Stretching your chest:
stand. Extend an arm out to your side, shoulder height, palm facing forward. Brace your hand up against something in that position, and gently ease your arm back further until you feel the stretch in your chest. If you keep your elbow bent, it may help your shoulder feel more pleasant during the stretch. Switch sides. One good stretch on each side is all that's really essential here. More is better, but one is pretty nice too.
Specifics of your stretches:
static holds. This is key. Bouncing doesn't do anything due to the fact that you have muscle spindles. Muscle spindles cause muscle contraction upon quick length changes. If you're bouncing during stretching, this is quick length change. When you do this, the muscle you're trying to stretch is contracting in opposition to your stretch. This gives you nothing on the results scale. So just be stable and hold it.
For the timing, make this static hold last for 20-30 seconds. Anything under that and you're not getting the full visoelastic potential. This being the permanent length change resulting from stretching, i.e. your goal. So nothing under 20 seconds. And then anything over 30 seconds isn't accomplishing much. You pretty much get all the results you're going to from a single stretch within the first 30 seconds- so anything over that is somewhat of a waste of time.
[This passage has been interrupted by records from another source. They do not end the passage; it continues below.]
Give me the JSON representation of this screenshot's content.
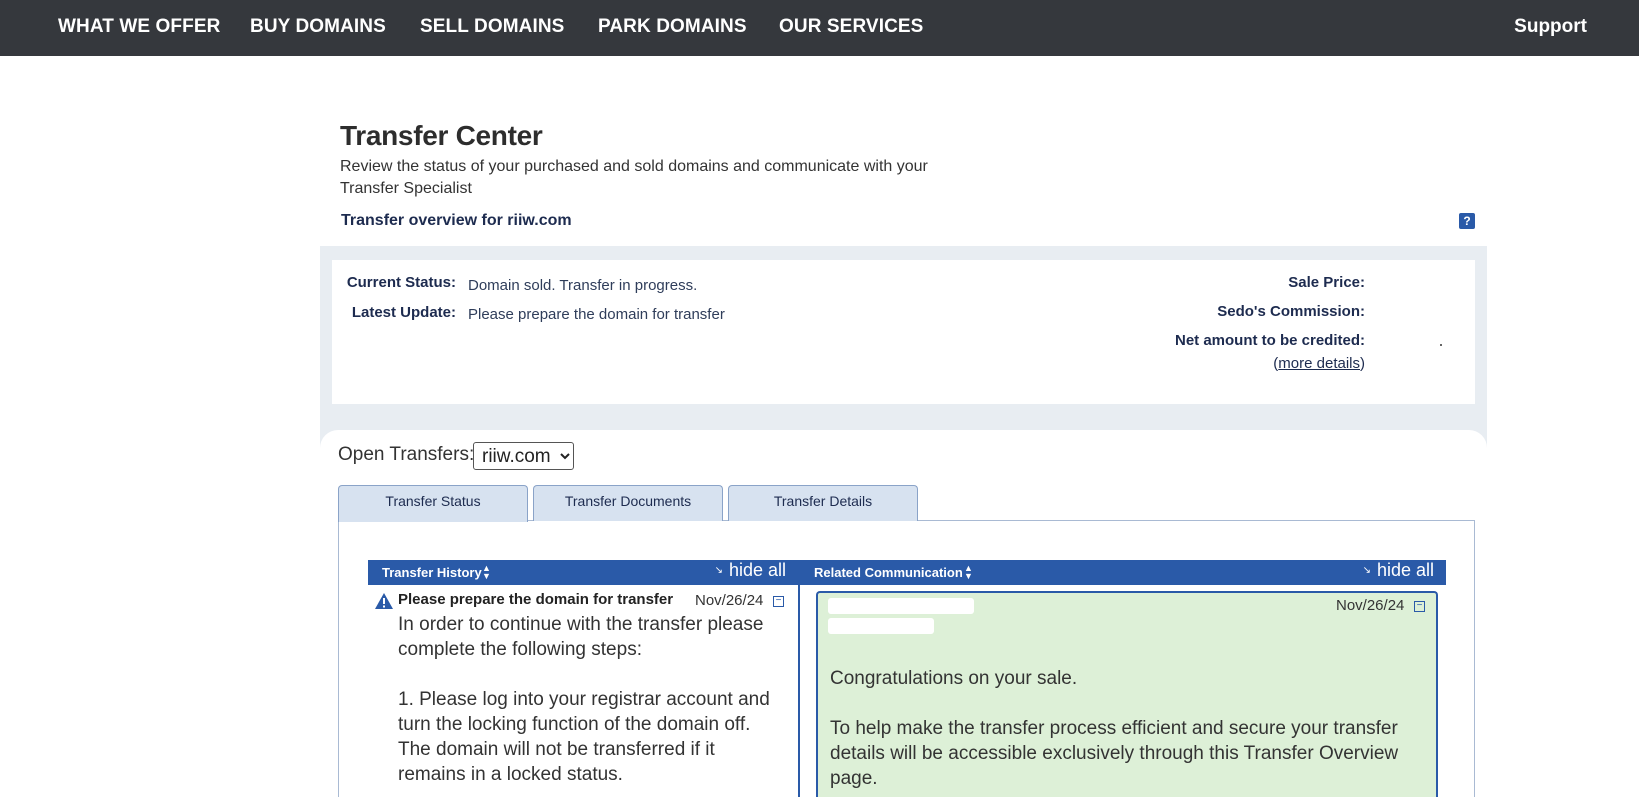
{
  "nav": {
    "items": [
      "WHAT WE OFFER",
      "BUY DOMAINS",
      "SELL DOMAINS",
      "PARK DOMAINS",
      "OUR SERVICES"
    ],
    "support": "Support"
  },
  "header": {
    "title": "Transfer Center",
    "subtitle": "Review the status of your purchased and sold domains and communicate with your Transfer Specialist",
    "overview_title": "Transfer overview for riiw.com",
    "help": "?"
  },
  "summary": {
    "current_status_label": "Current Status:",
    "current_status_value": "Domain sold. Transfer in progress.",
    "latest_update_label": "Latest Update:",
    "latest_update_value": "Please prepare the domain for transfer",
    "sale_price_label": "Sale Price:",
    "commission_label": "Sedo's Commission:",
    "net_amount_label": "Net amount to be credited:",
    "more_details": "more details"
  },
  "open_transfers": {
    "label": "Open Transfers:",
    "selected": "riiw.com"
  },
  "tabs": [
    {
      "label": "Transfer Status",
      "active": true
    },
    {
      "label": "Transfer Documents",
      "active": false
    },
    {
      "label": "Transfer Details",
      "active": false
    }
  ],
  "history": {
    "header": "Transfer History",
    "hide_all": "hide all",
    "item": {
      "title": "Please prepare the domain for transfer",
      "date": "Nov/26/24",
      "body": [
        "In order to continue with the transfer please complete the following steps:",
        "1. Please log into your registrar account and turn the locking function of the domain off. The domain will not be transferred if it remains in a locked status."
      ]
    }
  },
  "communication": {
    "header": "Related Communication",
    "hide_all": "hide all",
    "item": {
      "date": "Nov/26/24",
      "body": [
        "Congratulations on your sale.",
        "To help make the transfer process efficient and secure your transfer details will be accessible exclusively through this Transfer Overview page."
      ]
    }
  }
}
As far as when you should be stretching, make it after your workouts. Not before. People suggest that your risk of injury is lessened by stretching before. No. No it's not. However, if you stretch before, your max force production goes down (i.e. your strength) primarily because of the whole passive tension muscle spindle thing, but nerve activity can play in too. Point being you become temporarily less strong after stretching. And this is on top of the fact that it doesn't do you any good to stretch before. Not just on the injury-prevention side of things, but also, the visoelastic effects won't really happen. You want the muscles to have been used first. This warms them up and allows for a little more elasticity, so you can stretch them further, and then get the results of that. If you can't work-out first, contracting them on and off for a minute first or putting a heat-pad on them will help warm them up too. Of course if you ice the muscle, you slow down nerve conduction velocity, so you get less resistance and pain from the stretch on grounds of nerve activity. So technically an iced muscle can stretch pretty well too. But cold muscles strain easier, and heat tends to be more comfortable than ice, so sticking with heat is your best plan.
Regarding the frequency of your stretching, three to seven days per week. That's your range. So if you're looking to do the absolute minimum amount of stretching necessary to be a human being, it's this: two 20-30 second stretches on each hamstring, three days per week. Any more than that is unnecessarily good for you.